Nearly 16 years ago the unthinkable happened in Chadron when a seventh grade student walked into a classroom and shot a teacher. Shots rang out again through the halls of Chadron High School this weekend, and while it was a grim reminder of the middle school shooting, the bullets fired Saturday and Sunday were “simunitions,” consisting of colored soap pellets similar to paintball rounds.
The Nebraska National Guard 1057th Military Police Company based in Chadron and Scottsbluff worked with local law enforcement agencies to conduct active shooter training drills at the high school, providing important practice in evaluating and eliminating threats, clearing and securing rooms, and caring for civilians in the line of fire.
Troy Brown, chief deputy with the Scotts Bluff County Sheriff’s Department, explained, “We’re teaching the soldiers to form up as teams, move as a team, evaluate thresholds – what their goal is – move to the threat, and neutralize or isolate any threat they come across.”
Brown further noted he and Scotts Bluff County Deputy Kristopher Still became certified instructors in 2012, and approached Western Nebraska Community College about training officers through the college. “They actually funded a lot of the simunition guns that we use,” Brown said of the college, “and our safety equipment that we use.” Since that first training, they’ve taught in West Point, Kearney, Harlan County, Scotts Bluff County and Chadron.

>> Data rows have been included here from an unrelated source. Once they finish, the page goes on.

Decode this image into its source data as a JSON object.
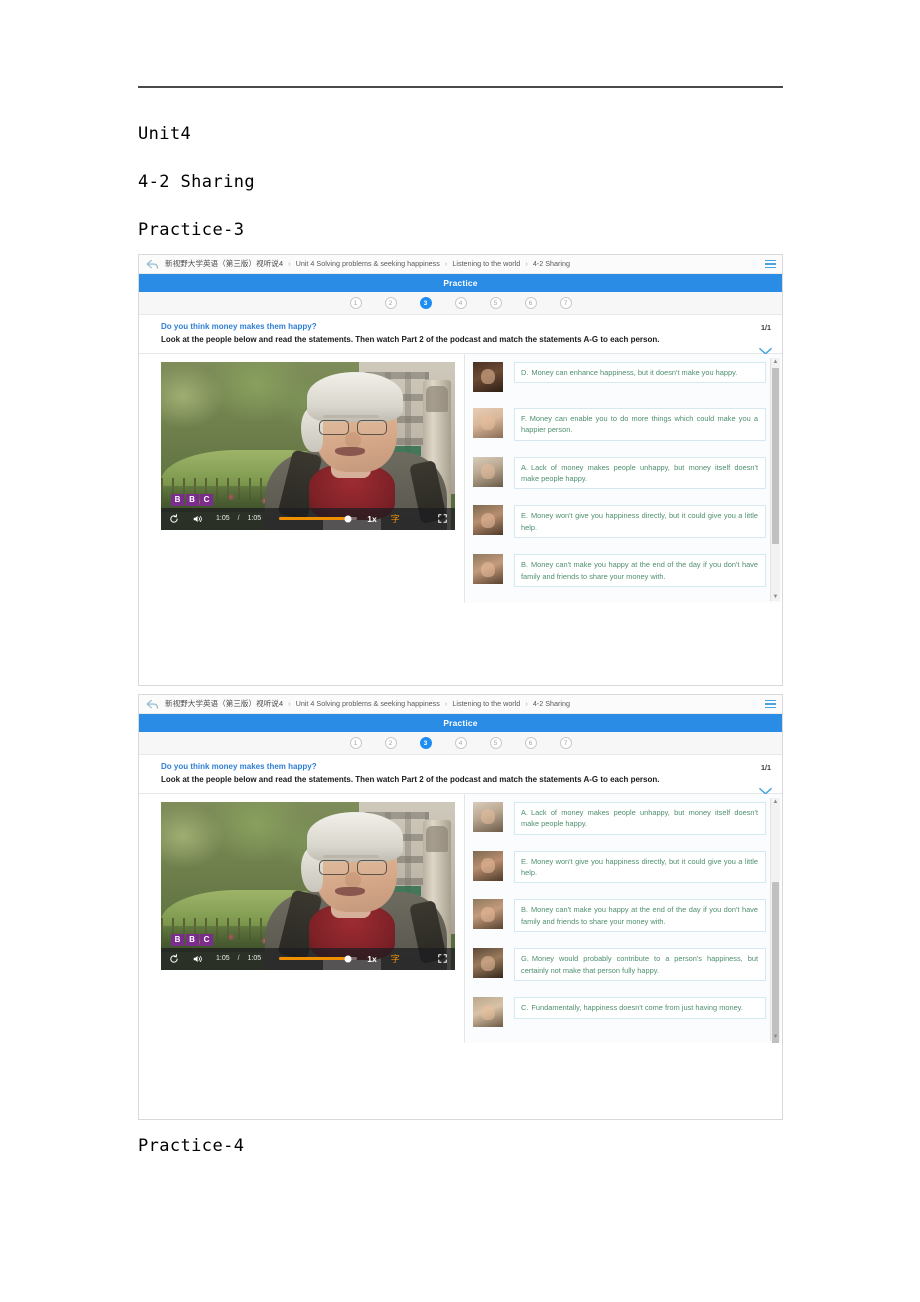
{
  "document": {
    "headings": {
      "unit": "Unit4",
      "section": "4-2 Sharing",
      "practice3": "Practice-3",
      "practice4": "Practice-4"
    }
  },
  "screenshot": {
    "breadcrumb": {
      "back_icon": "back-arrow-icon",
      "items": [
        "新视野大学英语（第三版）视听说4",
        "Unit 4 Solving problems & seeking happiness",
        "Listening to the world",
        "4-2 Sharing"
      ],
      "separator": "›",
      "menu_icon": "hamburger-menu-icon"
    },
    "practice_bar": {
      "label": "Practice"
    },
    "steps": {
      "items": [
        "1",
        "2",
        "3",
        "4",
        "5",
        "6",
        "7"
      ],
      "active": "3"
    },
    "question": {
      "title": "Do you think money makes them happy?",
      "body": "Look at the people below and read the statements. Then watch Part 2 of the podcast and match the statements A-G to each person.",
      "counter": "1/1",
      "collapse_icon": "chevron-down-icon"
    },
    "video": {
      "replay_icon": "replay-icon",
      "volume_icon": "volume-on-icon",
      "current_time": "1:05",
      "time_separator": "/",
      "duration": "1:05",
      "progress_percent": 88,
      "speed": "1x",
      "subtitle_icon": "字",
      "fullscreen_icon": "fullscreen-icon",
      "watermark": [
        "B",
        "B",
        "C"
      ]
    },
    "statements_panel_1": [
      {
        "letter": "D.",
        "text": "Money can enhance happiness, but it doesn't make you happy.",
        "face": "f1"
      },
      {
        "letter": "F.",
        "text": "Money can enable you to do more things which could make you a happier person.",
        "face": "f2"
      },
      {
        "letter": "A.",
        "text": "Lack of money makes people unhappy, but money itself doesn't make people happy.",
        "face": "f3"
      },
      {
        "letter": "E.",
        "text": "Money won't give you happiness directly, but it could give you a little help.",
        "face": "f4"
      },
      {
        "letter": "B.",
        "text": "Money can't make you happy at the end of the day if you don't have family and friends to share your money with.",
        "face": "f5"
      }
    ],
    "statements_panel_2": [
      {
        "letter": "A.",
        "text": "Lack of money makes people unhappy, but money itself doesn't make people happy.",
        "face": "f3"
      },
      {
        "letter": "E.",
        "text": "Money won't give you happiness directly, but it could give you a little help.",
        "face": "f4"
      },
      {
        "letter": "B.",
        "text": "Money can't make you happy at the end of the day if you don't have family and friends to share your money with.",
        "face": "f5"
      },
      {
        "letter": "G.",
        "text": "Money would probably contribute to a person's happiness, but certainly not make that person fully happy.",
        "face": "f6"
      },
      {
        "letter": "C.",
        "text": "Fundamentally, happiness doesn't come from just having money.",
        "face": "f7"
      }
    ],
    "colors": {
      "practice_bar": "#2b8ce5",
      "active_step": "#1f8cf0",
      "question_title": "#2e7fd4",
      "statement_text": "#4e8f6e",
      "statement_border": "#d6e9f3",
      "progress": "#f09000",
      "subtitle": "#f09000"
    }
  }
}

“The training we’re doing now has been tried, true and tested by special operators overseas, who are doing this in other countries,” Brown said. “They’re learning these skills, and they’re bringing that knowledge when they deploy back.” The University of Texas in San Marcos was the school that originally started the program in 2000, he added, when school shootings were starting to become more common, to better respond to threats.
Two additional trainers – James Jackson and Justin Brunz with the Gering Police Department — were also assisting and have been certified since 2015.
As to training in the high school, Brown said in most places there are long hallways and multiple doorways as well as multiple angles from which threats can come. “What we teach these teams — everything from a two-man to a five-man — is how to negotiate those angles so they have the highest chance of survivability.”
Regarding the simunitions, the guns represent Glock 17’s, firing 32 caliber bullets — colored soap inside plastic capsules — at about 300 feet per second. “You do hear a bang, you do see a flash, and you do feel an impact if you get hit but it’s not an impact that’s going to cause major injury. The worst you get is a little pucker, maybe tear the skin a little bit.”
The reason for using realistic firearms is to “inoculate” soldiers to the sounds and sights and to continue moving, fighting and putting well-aimed direct fire on the threat.
Among the teachers involved with the training was Craig Nobiling, described by Brown as a “rock star” for his availability as a role-player not only here but other training sites. Brown further added it was Nobiling who ran to the sound of gunfire during the 1995 incident, and took down and held the student shooter until law enforcement arrived. He’s a teacher who understands the importance of this training, Brown said.
Also assisting is Chadron State College Criminal Justice major James Wada, who also understands the importance of the training. “He wants to make sure these guys that are learning get those skills they need to help them survive,” Brown said.
Both Nobiling and Wada are great and lining up role-players for the training, Brown added, and “just having fun with it.”
The school is an ideal setting for the training, as they are typically empty on weekends. Also, instead of a sterile training facility with no obstacles, here the soldiers have to learn maneuvering around desks, chairs and doors, providing a more realistic environment.
Sergeant First Class Matt Dodge, a platoon sergeant for the First Platoon of the 1057th, said it was paramount for the National Guard to receive the training, as he’s been through it with Brown and Still. “I’ve run through this course,” he said, “understood the importance of it for the training aspect of neutralizing an active shooter. On the Army side it’s really important, since we’ve realized since the Fort Hood shooting we’re going to have to work with different agencies to develop a plan and neutralize that threat.”
Dodge further added there will always be different policies with different agencies and they will have to learn to work with that to reach the ultimate goal of saving lives. This type of training helps to inoculate soldiers against the effects of stress. “Once that heart rate gets up to about 180 beats per minute people start to get tunnel vision. You get that auditory exclusion and they’re not able to focus as well. With the simunitions, the blank fliers, having the actors scream and yell helps that stress inoculation, up it a little bit, and they’re able to work with different tactics and different agencies to be successful.”
Overall it’s been successful for the soldiers, Dodge said. They feel like they’re putting in the work and actually getting a skill out of it that they’re going to use later on.